One of the question types that is used, is presented using checkboxes. This proved to be quite a challenge in Application Express.
First of all I needed to understand the inner workings of Apex’s array collections. Normally an item in a form is put into a desired array using code like apex_item.hidden(1,value), which puts a value into array 1. So what I did in my project was to put all values in the form into an array and later select them by using a loop:

for i in 1 .. apex_application.g_F01.count
loop
insert into answer_table (question, answer)
values (APEX_APPLICATION.G_F01(i)
,APEX_APPLICATION.G_F02(i)
);
end loop;

But this is not the way to go with checkboxes, because a webbrowser only sends the checkboxes that are actually checked. This means that when you have a question with 5 possible answers and the user checks 2 of them, you get an array with 2 values per question. But because there is only one question, the arrays for question and answer go out of sync.
After browsing through the Oracle forums, I started to think of a solution to my specific problem.
What I eventually ended up with, was a specific array #40, just for questions with a checkbox.
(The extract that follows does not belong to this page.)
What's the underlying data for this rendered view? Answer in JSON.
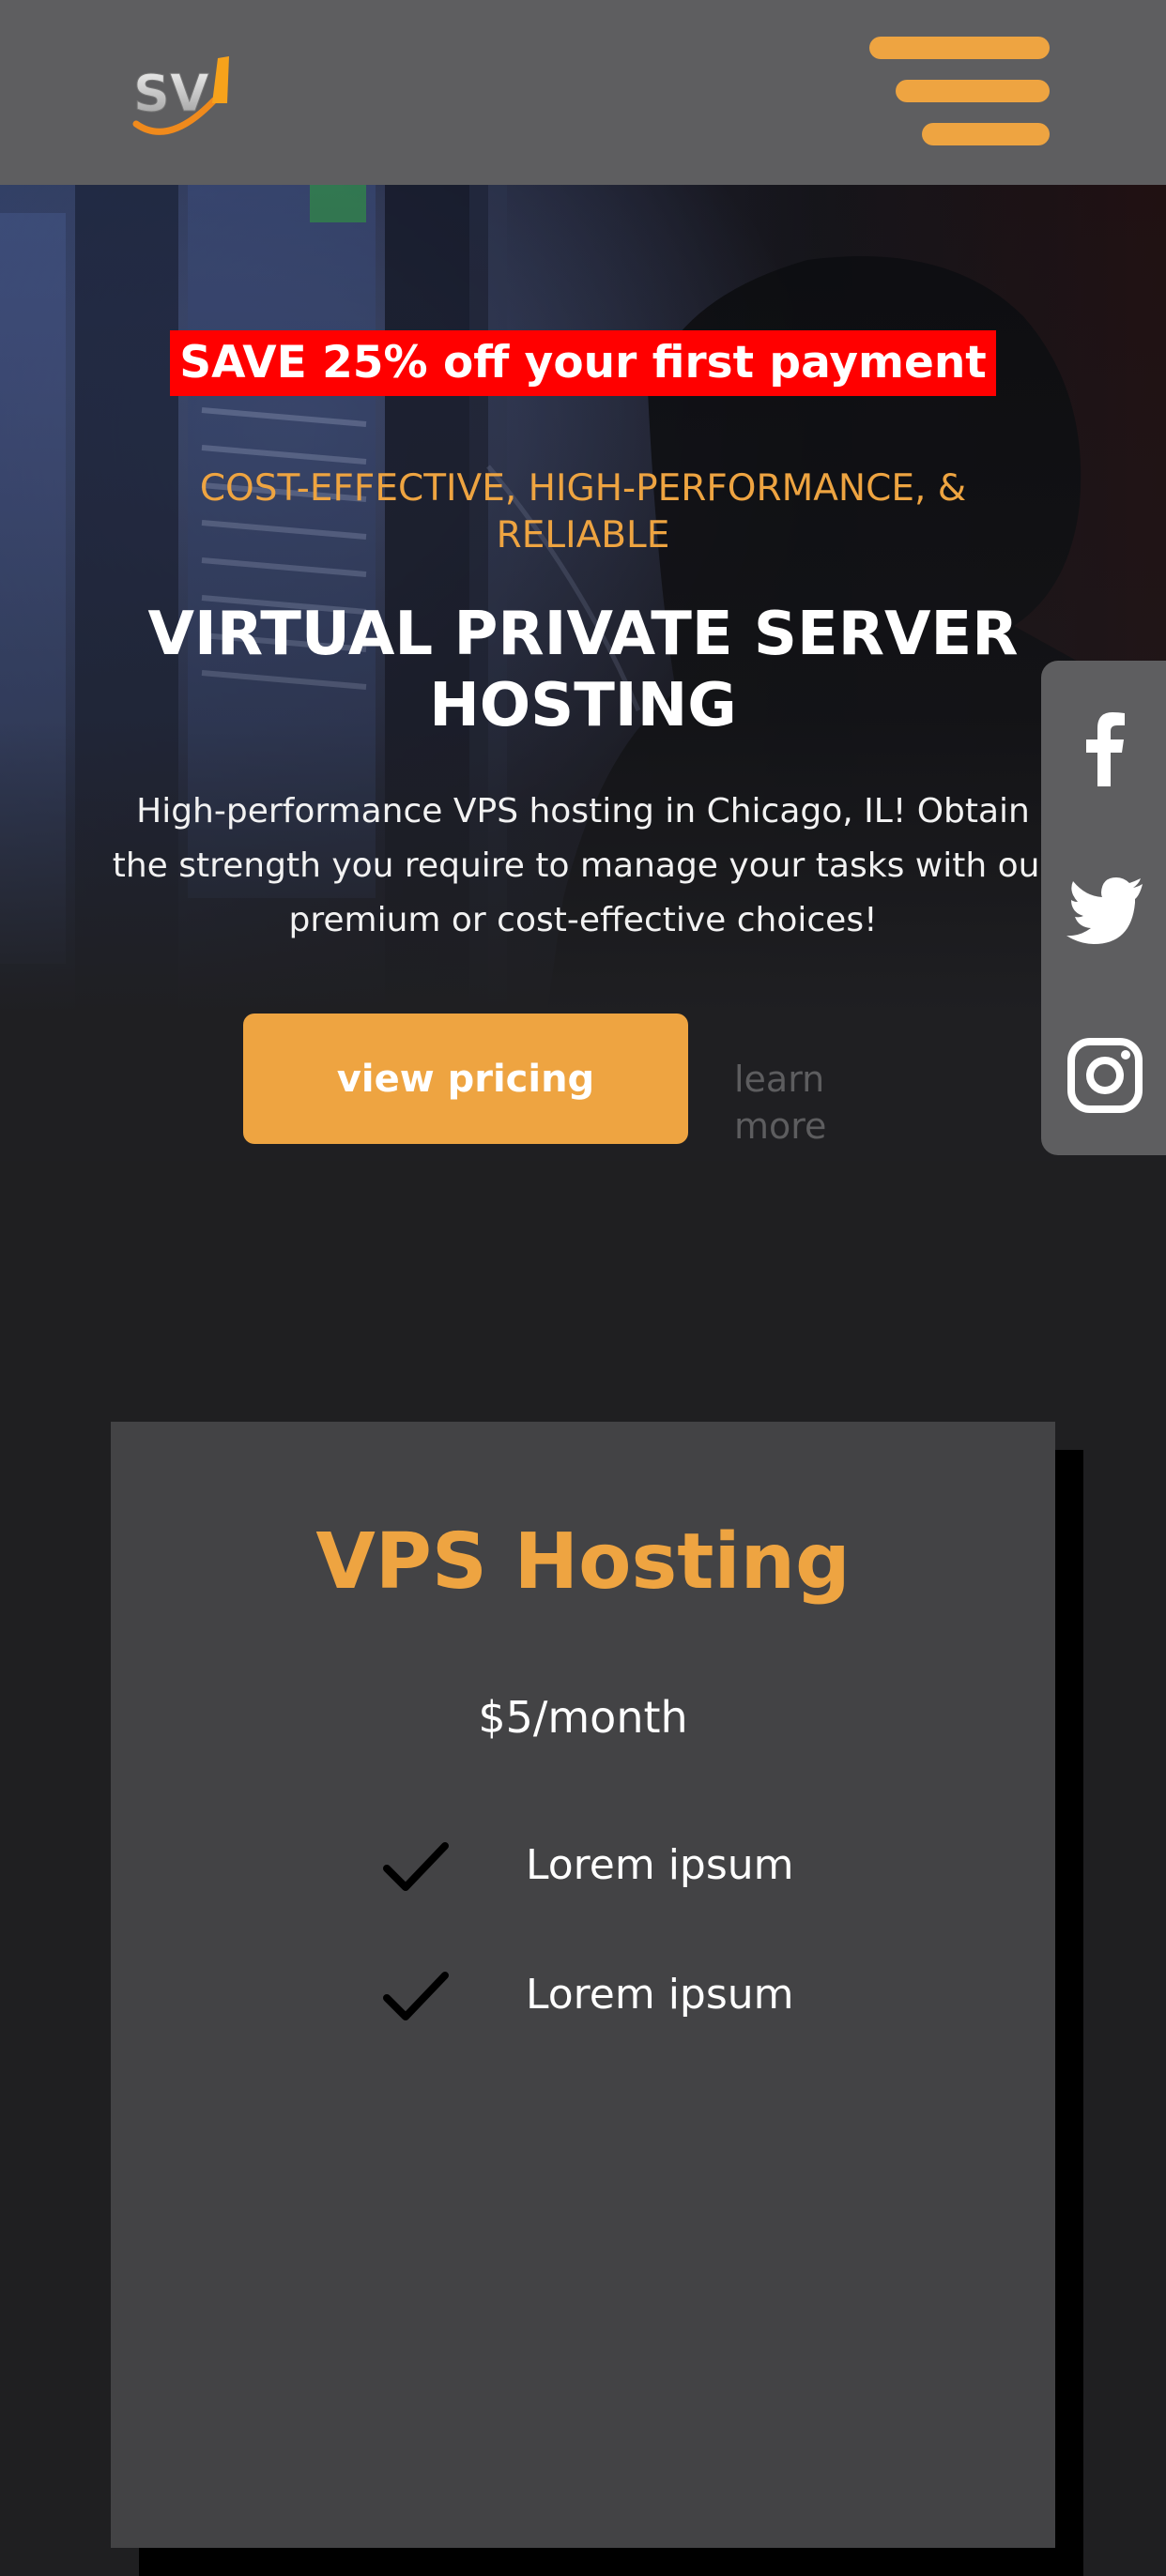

This array holds the question_id concatenated with the checkbox value and a letter X inbetween (because both the question_id and checkbox value are numbers, I can use any non-numeric character). This same array is filled with a hardcoded value for all other items, to distinguish them.
A simple textitem would look something like this:

htp.p(apex_item.hidden(1,question_id));
htp.p(apex_item.text(2,question_content));
htp.p(apex_item.hidden(3,question_type));
htp.p(apex_item.hidden(40,'XXTESTVALUEXX'));

And a checkbox item like this:

htp.p(apex_item.hidden(1,question_id));
htp.p(apex_item.hidden(2,null));
htp.p(apex_item.hidden(3,question_type));
htp.p(apex_item.checkbox(40,question_id||'X'||choice_id,p_checked_values => l_select_list,p_checked_values_delimitor => ';'));

Now when I need to pick up these items in my page, I first form a loop like the one in the beginning of this post with an extra IF to check if APEX_APPLICATION.G_F03(i) is not ‘CHECKBOX’.
After that I go through an extra loop which gets all items in apex_application.g_F40.count and where this statement is true APEX_APPLICATION.G_F40(i) <> 'XXTESTVALUEXX'.
With a little help from instr, substr and replace I can then pull out the question_id and selected checkbox value from array #40.